▶ WORK INSTRUCTION: Please repeat every entry that follows, keeping each one exactly the same.

▶ PROVIDED ENTRIES:
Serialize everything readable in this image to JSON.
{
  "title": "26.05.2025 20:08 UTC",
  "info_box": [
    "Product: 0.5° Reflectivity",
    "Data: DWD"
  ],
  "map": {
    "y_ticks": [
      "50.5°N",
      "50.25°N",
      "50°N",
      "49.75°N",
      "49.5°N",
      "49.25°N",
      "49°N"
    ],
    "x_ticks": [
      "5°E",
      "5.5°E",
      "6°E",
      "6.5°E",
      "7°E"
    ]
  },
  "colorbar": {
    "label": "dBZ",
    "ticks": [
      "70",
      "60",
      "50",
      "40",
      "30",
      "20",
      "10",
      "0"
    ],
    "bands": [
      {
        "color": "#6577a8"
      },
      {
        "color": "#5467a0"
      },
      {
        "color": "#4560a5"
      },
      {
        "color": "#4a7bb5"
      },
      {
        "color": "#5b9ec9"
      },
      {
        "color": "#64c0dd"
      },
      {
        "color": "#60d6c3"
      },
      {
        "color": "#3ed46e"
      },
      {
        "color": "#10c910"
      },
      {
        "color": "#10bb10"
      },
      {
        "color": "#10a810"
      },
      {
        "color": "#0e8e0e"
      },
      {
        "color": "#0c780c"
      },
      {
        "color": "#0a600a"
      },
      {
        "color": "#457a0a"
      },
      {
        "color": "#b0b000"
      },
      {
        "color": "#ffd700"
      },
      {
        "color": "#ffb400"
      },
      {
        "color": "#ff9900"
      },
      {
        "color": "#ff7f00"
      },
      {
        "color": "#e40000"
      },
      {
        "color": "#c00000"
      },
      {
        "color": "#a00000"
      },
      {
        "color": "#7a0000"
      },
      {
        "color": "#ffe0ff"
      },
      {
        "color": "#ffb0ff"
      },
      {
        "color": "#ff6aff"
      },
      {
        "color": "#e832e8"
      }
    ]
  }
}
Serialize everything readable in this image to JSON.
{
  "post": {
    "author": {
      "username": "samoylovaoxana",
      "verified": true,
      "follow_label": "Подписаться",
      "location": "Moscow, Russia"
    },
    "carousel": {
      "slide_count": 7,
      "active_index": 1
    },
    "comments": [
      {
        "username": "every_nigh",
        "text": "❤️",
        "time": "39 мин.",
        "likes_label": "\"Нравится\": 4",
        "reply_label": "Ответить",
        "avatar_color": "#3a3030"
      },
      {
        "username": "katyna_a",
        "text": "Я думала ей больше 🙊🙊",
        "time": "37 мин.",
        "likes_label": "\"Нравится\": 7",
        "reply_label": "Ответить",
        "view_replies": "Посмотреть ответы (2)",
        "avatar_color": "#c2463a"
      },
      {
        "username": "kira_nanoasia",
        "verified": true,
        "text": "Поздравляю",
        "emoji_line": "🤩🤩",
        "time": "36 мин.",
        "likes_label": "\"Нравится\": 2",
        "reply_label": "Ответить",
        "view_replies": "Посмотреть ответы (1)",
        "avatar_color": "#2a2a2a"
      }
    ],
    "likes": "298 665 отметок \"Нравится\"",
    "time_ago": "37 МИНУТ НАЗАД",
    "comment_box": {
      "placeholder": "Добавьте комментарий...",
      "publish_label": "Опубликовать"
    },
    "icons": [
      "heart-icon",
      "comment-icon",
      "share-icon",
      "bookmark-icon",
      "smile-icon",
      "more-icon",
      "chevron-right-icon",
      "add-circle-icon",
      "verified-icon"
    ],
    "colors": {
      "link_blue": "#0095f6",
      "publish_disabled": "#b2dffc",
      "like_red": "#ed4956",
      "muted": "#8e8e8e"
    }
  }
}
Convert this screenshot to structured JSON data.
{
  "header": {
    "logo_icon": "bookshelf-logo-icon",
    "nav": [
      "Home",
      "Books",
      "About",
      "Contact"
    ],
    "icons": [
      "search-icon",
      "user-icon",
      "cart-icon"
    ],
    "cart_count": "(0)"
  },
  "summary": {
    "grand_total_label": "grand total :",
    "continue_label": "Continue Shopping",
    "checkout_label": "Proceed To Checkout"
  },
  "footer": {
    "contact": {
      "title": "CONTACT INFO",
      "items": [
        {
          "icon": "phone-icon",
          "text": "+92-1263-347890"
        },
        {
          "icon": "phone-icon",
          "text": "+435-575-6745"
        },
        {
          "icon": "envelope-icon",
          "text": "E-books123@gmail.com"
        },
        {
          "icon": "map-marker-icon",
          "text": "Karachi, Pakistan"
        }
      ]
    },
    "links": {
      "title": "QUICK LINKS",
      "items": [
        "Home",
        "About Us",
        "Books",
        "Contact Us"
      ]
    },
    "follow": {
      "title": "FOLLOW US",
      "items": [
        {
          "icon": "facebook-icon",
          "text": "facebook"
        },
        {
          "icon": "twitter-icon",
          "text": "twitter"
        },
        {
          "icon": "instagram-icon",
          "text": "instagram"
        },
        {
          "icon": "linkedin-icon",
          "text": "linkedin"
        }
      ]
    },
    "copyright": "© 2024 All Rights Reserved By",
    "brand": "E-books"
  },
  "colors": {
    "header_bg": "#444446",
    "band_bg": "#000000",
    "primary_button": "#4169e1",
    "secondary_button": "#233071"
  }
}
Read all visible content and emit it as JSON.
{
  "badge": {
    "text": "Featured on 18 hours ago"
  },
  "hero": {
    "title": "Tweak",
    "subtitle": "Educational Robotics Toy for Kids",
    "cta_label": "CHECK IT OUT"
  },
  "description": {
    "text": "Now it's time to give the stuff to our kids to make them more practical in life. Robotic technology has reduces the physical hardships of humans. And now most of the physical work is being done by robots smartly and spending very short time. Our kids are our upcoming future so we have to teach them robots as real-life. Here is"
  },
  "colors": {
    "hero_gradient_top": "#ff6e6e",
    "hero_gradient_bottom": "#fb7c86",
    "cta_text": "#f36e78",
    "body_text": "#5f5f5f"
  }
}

▶ RESPONSE TO THIS EXERCISE:
Serialize everything readable in this image to JSON.
{
  "title": "26.05.2025 20:08 UTC",
  "info_box": [
    "Product: 0.5° Reflectivity",
    "Data: DWD"
  ],
  "map": {
    "y_ticks": [
      "50.5°N",
      "50.25°N",
      "50°N",
      "49.75°N",
      "49.5°N",
      "49.25°N",
      "49°N"
    ],
    "x_ticks": [
      "5°E",
      "5.5°E",
      "6°E",
      "6.5°E",
      "7°E"
    ]
  },
  "colorbar": {
    "label": "dBZ",
    "ticks": [
      "70",
      "60",
      "50",
      "40",
      "30",
      "20",
      "10",
      "0"
    ],
    "bands": [
      {
        "color": "#6577a8"
      },
      {
        "color": "#5467a0"
      },
      {
        "color": "#4560a5"
      },
      {
        "color": "#4a7bb5"
      },
      {
        "color": "#5b9ec9"
      },
      {
        "color": "#64c0dd"
      },
      {
        "color": "#60d6c3"
      },
      {
        "color": "#3ed46e"
      },
      {
        "color": "#10c910"
      },
      {
        "color": "#10bb10"
      },
      {
        "color": "#10a810"
      },
      {
        "color": "#0e8e0e"
      },
      {
        "color": "#0c780c"
      },
      {
        "color": "#0a600a"
      },
      {
        "color": "#457a0a"
      },
      {
        "color": "#b0b000"
      },
      {
        "color": "#ffd700"
      },
      {
        "color": "#ffb400"
      },
      {
        "color": "#ff9900"
      },
      {
        "color": "#ff7f00"
      },
      {
        "color": "#e40000"
      },
      {
        "color": "#c00000"
      },
      {
        "color": "#a00000"
      },
      {
        "color": "#7a0000"
      },
      {
        "color": "#ffe0ff"
      },
      {
        "color": "#ffb0ff"
      },
      {
        "color": "#ff6aff"
      },
      {
        "color": "#e832e8"
      }
    ]
  }
}
Serialize everything readable in this image to JSON.
{
  "post": {
    "author": {
      "username": "samoylovaoxana",
      "verified": true,
      "follow_label": "Подписаться",
      "location": "Moscow, Russia"
    },
    "carousel": {
      "slide_count": 7,
      "active_index": 1
    },
    "comments": [
      {
        "username": "every_nigh",
        "text": "❤️",
        "time": "39 мин.",
        "likes_label": "\"Нравится\": 4",
        "reply_label": "Ответить",
        "avatar_color": "#3a3030"
      },
      {
        "username": "katyna_a",
        "text": "Я думала ей больше 🙊🙊",
        "time": "37 мин.",
        "likes_label": "\"Нравится\": 7",
        "reply_label": "Ответить",
        "view_replies": "Посмотреть ответы (2)",
        "avatar_color": "#c2463a"
      },
      {
        "username": "kira_nanoasia",
        "verified": true,
        "text": "Поздравляю",
        "emoji_line": "🤩🤩",
        "time": "36 мин.",
        "likes_label": "\"Нравится\": 2",
        "reply_label": "Ответить",
        "view_replies": "Посмотреть ответы (1)",
        "avatar_color": "#2a2a2a"
      }
    ],
    "likes": "298 665 отметок \"Нравится\"",
    "time_ago": "37 МИНУТ НАЗАД",
    "comment_box": {
      "placeholder": "Добавьте комментарий...",
      "publish_label": "Опубликовать"
    },
    "icons": [
      "heart-icon",
      "comment-icon",
      "share-icon",
      "bookmark-icon",
      "smile-icon",
      "more-icon",
      "chevron-right-icon",
      "add-circle-icon",
      "verified-icon"
    ],
    "colors": {
      "link_blue": "#0095f6",
      "publish_disabled": "#b2dffc",
      "like_red": "#ed4956",
      "muted": "#8e8e8e"
    }
  }
}
Convert this screenshot to structured JSON data.
{
  "header": {
    "logo_icon": "bookshelf-logo-icon",
    "nav": [
      "Home",
      "Books",
      "About",
      "Contact"
    ],
    "icons": [
      "search-icon",
      "user-icon",
      "cart-icon"
    ],
    "cart_count": "(0)"
  },
  "summary": {
    "grand_total_label": "grand total :",
    "continue_label": "Continue Shopping",
    "checkout_label": "Proceed To Checkout"
  },
  "footer": {
    "contact": {
      "title": "CONTACT INFO",
      "items": [
        {
          "icon": "phone-icon",
          "text": "+92-1263-347890"
        },
        {
          "icon": "phone-icon",
          "text": "+435-575-6745"
        },
        {
          "icon": "envelope-icon",
          "text": "E-books123@gmail.com"
        },
        {
          "icon": "map-marker-icon",
          "text": "Karachi, Pakistan"
        }
      ]
    },
    "links": {
      "title": "QUICK LINKS",
      "items": [
        "Home",
        "About Us",
        "Books",
        "Contact Us"
      ]
    },
    "follow": {
      "title": "FOLLOW US",
      "items": [
        {
          "icon": "facebook-icon",
          "text": "facebook"
        },
        {
          "icon": "twitter-icon",
          "text": "twitter"
        },
        {
          "icon": "instagram-icon",
          "text": "instagram"
        },
        {
          "icon": "linkedin-icon",
          "text": "linkedin"
        }
      ]
    },
    "copyright": "© 2024 All Rights Reserved By",
    "brand": "E-books"
  },
  "colors": {
    "header_bg": "#444446",
    "band_bg": "#000000",
    "primary_button": "#4169e1",
    "secondary_button": "#233071"
  }
}
Read all visible content and emit it as JSON.
{
  "badge": {
    "text": "Featured on 18 hours ago"
  },
  "hero": {
    "title": "Tweak",
    "subtitle": "Educational Robotics Toy for Kids",
    "cta_label": "CHECK IT OUT"
  },
  "description": {
    "text": "Now it's time to give the stuff to our kids to make them more practical in life. Robotic technology has reduces the physical hardships of humans. And now most of the physical work is being done by robots smartly and spending very short time. Our kids are our upcoming future so we have to teach them robots as real-life. Here is"
  },
  "colors": {
    "hero_gradient_top": "#ff6e6e",
    "hero_gradient_bottom": "#fb7c86",
    "cta_text": "#f36e78",
    "body_text": "#5f5f5f"
  }
}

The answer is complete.